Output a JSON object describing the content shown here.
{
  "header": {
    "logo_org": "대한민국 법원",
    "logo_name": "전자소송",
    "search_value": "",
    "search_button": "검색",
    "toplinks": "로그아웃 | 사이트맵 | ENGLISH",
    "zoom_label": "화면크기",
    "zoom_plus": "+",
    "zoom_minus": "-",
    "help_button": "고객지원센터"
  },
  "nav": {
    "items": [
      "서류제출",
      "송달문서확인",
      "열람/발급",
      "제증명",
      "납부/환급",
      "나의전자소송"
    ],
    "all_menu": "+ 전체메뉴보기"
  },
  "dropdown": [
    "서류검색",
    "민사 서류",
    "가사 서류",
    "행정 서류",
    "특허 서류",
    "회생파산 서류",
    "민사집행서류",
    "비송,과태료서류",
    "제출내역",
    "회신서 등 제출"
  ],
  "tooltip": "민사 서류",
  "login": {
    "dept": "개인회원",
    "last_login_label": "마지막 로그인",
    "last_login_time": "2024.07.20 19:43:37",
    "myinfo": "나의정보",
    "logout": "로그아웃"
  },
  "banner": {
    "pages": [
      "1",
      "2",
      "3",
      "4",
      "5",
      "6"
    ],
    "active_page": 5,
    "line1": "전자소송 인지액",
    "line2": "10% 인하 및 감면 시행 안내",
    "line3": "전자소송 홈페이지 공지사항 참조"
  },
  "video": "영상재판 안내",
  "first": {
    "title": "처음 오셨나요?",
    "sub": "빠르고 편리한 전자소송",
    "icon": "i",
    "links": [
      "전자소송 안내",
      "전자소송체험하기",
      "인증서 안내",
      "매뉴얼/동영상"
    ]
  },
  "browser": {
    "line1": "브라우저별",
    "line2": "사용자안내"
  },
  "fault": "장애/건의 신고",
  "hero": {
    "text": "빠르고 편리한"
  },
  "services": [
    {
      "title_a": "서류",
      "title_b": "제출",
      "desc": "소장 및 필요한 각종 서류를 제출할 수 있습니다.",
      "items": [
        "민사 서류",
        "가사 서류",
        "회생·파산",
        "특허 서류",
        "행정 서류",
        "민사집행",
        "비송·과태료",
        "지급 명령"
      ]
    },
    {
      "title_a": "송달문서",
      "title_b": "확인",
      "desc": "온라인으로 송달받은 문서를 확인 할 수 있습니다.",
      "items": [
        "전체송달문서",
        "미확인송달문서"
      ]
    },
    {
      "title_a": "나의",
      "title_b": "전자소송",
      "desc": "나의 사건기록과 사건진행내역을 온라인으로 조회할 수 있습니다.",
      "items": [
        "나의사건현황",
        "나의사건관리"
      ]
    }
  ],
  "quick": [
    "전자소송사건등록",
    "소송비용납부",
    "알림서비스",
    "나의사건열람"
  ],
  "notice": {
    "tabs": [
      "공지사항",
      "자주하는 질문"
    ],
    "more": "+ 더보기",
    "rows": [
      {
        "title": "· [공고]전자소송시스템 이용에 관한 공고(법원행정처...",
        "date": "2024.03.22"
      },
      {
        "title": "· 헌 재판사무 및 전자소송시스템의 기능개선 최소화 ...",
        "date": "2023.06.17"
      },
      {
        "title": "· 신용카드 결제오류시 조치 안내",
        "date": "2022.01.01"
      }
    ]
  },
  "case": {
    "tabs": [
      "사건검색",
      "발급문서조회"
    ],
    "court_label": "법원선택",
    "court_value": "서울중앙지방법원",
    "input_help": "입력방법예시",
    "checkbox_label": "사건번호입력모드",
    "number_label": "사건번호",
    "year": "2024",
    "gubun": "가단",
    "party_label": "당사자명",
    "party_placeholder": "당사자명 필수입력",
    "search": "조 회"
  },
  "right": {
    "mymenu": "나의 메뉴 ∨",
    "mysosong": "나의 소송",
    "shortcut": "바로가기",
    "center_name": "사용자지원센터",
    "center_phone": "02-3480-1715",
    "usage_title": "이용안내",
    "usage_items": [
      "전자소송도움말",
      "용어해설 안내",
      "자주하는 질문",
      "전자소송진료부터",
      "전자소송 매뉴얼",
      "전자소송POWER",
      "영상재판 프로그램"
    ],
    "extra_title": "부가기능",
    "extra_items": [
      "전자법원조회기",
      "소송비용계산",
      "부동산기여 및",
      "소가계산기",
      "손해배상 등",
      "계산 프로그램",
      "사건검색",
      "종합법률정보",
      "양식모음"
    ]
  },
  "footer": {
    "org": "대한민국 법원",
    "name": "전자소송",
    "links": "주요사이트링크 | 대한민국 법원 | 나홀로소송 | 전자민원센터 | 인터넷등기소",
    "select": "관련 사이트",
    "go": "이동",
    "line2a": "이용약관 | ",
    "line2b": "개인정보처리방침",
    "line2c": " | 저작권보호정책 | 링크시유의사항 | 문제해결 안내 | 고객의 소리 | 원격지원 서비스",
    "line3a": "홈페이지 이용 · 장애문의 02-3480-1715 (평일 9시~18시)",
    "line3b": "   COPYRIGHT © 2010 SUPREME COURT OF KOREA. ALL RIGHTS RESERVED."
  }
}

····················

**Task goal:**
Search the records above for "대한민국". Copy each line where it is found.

**Written solution:**
    "logo_org": "대한민국 법원",
    "org": "대한민국 법원",
    "links": "주요사이트링크 | 대한민국 법원 | 나홀로소송 | 전자민원센터 | 인터넷등기소",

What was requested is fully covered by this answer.